Copy each line below that includes "data".

___

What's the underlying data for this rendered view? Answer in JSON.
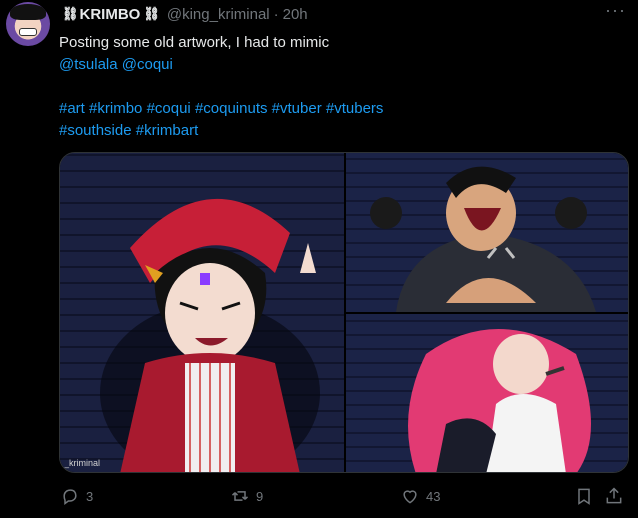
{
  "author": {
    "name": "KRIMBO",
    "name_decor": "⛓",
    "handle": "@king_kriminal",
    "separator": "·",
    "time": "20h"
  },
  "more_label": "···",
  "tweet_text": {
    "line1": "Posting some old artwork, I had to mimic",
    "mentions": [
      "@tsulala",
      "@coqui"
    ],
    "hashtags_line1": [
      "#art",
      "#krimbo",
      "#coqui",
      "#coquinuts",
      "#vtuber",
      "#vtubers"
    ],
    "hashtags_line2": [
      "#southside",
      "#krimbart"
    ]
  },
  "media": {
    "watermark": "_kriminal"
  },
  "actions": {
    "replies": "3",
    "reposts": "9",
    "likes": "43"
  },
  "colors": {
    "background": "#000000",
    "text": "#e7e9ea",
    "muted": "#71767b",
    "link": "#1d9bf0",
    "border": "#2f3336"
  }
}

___

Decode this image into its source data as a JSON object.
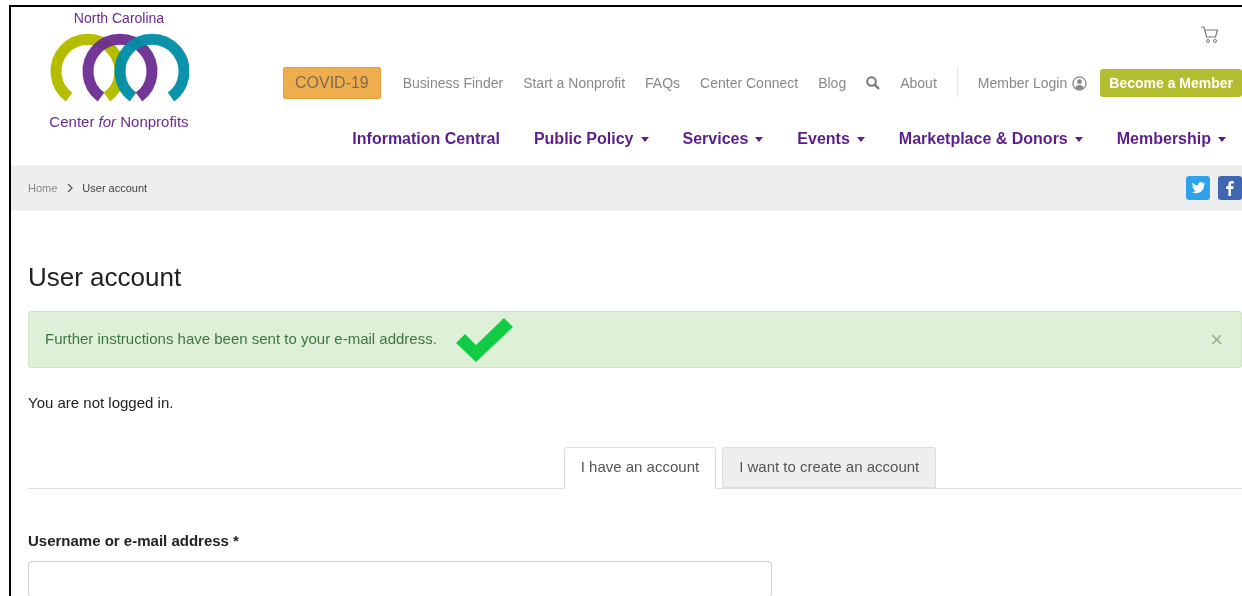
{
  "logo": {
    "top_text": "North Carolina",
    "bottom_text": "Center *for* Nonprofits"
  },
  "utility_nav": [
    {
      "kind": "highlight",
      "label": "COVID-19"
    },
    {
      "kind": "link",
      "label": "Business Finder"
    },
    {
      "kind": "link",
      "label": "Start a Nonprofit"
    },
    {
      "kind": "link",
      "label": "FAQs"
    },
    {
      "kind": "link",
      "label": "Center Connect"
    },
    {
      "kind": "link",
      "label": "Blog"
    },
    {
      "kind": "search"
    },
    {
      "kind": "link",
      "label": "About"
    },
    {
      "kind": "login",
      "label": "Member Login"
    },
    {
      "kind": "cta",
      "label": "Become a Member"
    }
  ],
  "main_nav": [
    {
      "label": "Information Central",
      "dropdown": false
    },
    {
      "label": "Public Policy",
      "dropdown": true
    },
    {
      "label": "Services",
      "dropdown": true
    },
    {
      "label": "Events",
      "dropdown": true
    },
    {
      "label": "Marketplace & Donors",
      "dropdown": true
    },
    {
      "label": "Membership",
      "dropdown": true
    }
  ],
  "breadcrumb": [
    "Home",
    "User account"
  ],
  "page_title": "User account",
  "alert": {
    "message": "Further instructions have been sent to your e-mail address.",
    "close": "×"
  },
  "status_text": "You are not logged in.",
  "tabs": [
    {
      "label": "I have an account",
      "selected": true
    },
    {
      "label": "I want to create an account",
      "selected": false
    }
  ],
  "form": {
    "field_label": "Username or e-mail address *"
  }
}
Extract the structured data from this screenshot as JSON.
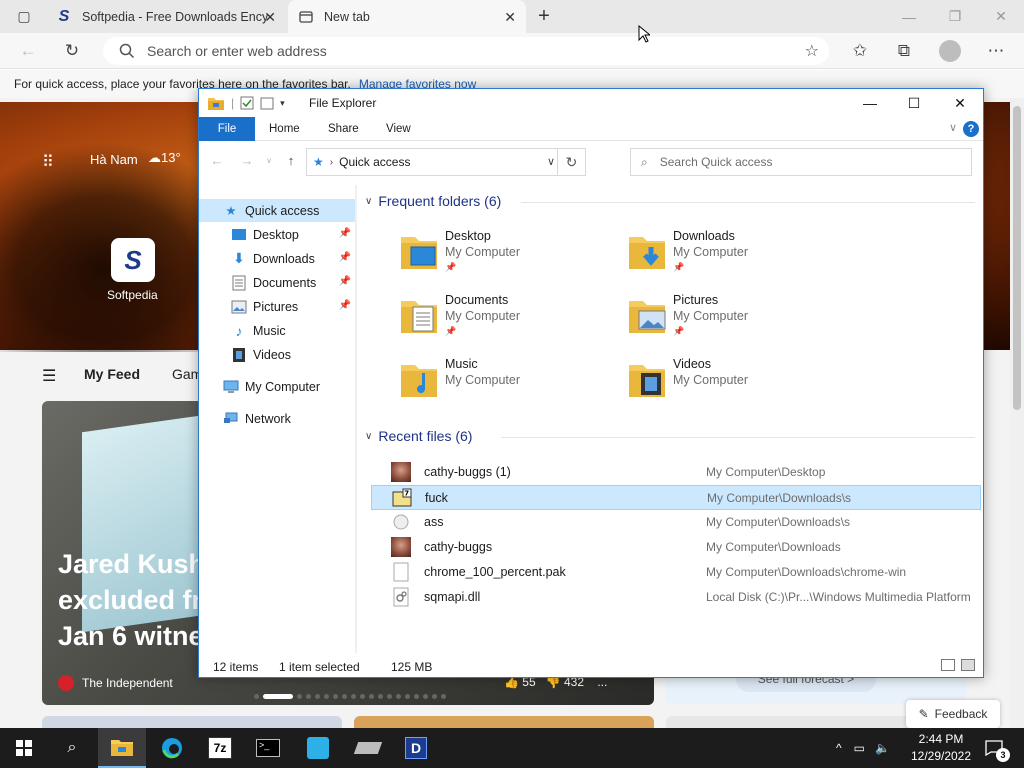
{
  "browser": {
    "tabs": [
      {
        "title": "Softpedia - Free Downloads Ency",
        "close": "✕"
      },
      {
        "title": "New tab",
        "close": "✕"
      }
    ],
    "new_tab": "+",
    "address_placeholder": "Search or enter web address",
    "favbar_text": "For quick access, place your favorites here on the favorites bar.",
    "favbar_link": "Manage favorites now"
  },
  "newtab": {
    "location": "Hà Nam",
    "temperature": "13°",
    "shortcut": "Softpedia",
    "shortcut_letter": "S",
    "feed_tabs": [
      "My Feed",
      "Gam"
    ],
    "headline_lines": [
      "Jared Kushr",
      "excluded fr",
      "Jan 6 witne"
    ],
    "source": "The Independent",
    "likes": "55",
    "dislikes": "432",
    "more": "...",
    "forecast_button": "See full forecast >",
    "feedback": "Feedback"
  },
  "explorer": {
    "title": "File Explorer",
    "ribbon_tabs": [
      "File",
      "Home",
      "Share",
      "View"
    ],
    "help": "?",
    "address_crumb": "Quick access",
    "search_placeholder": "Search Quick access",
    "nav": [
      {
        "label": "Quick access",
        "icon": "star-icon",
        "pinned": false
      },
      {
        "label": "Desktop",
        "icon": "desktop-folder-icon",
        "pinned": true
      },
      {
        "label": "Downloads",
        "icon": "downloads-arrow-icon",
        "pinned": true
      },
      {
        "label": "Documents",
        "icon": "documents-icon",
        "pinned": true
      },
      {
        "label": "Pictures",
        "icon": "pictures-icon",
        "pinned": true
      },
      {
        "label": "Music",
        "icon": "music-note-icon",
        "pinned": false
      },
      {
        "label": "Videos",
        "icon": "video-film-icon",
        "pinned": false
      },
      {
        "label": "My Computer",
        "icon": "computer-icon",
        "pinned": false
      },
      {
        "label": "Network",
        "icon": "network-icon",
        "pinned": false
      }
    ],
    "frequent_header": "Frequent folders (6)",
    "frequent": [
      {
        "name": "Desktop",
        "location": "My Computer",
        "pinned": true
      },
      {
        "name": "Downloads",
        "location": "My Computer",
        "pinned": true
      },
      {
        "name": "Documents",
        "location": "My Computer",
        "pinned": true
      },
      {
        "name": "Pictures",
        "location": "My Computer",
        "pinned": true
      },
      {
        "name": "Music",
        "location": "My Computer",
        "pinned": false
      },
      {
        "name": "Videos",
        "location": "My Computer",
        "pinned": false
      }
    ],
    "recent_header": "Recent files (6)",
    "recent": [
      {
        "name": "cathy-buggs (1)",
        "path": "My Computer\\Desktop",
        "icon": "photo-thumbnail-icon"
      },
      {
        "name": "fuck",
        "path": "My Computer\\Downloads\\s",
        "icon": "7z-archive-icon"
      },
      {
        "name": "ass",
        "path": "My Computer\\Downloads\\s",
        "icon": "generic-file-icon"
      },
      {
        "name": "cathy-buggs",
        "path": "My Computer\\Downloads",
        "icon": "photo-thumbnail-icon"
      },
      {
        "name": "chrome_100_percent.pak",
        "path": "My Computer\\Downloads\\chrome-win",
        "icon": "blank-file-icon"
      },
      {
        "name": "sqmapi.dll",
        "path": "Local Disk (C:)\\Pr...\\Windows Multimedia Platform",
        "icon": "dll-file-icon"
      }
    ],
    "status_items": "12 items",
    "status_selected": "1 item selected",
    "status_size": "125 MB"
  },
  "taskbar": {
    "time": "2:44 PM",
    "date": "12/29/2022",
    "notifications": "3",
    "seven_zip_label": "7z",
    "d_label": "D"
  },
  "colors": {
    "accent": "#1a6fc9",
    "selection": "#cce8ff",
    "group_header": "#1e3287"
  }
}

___

- [Your solution]
What's the underlying data for this rendered view? Answer in JSON.
Decode this image into its source data as a JSON object.
Extract the structured data from this screenshot as JSON.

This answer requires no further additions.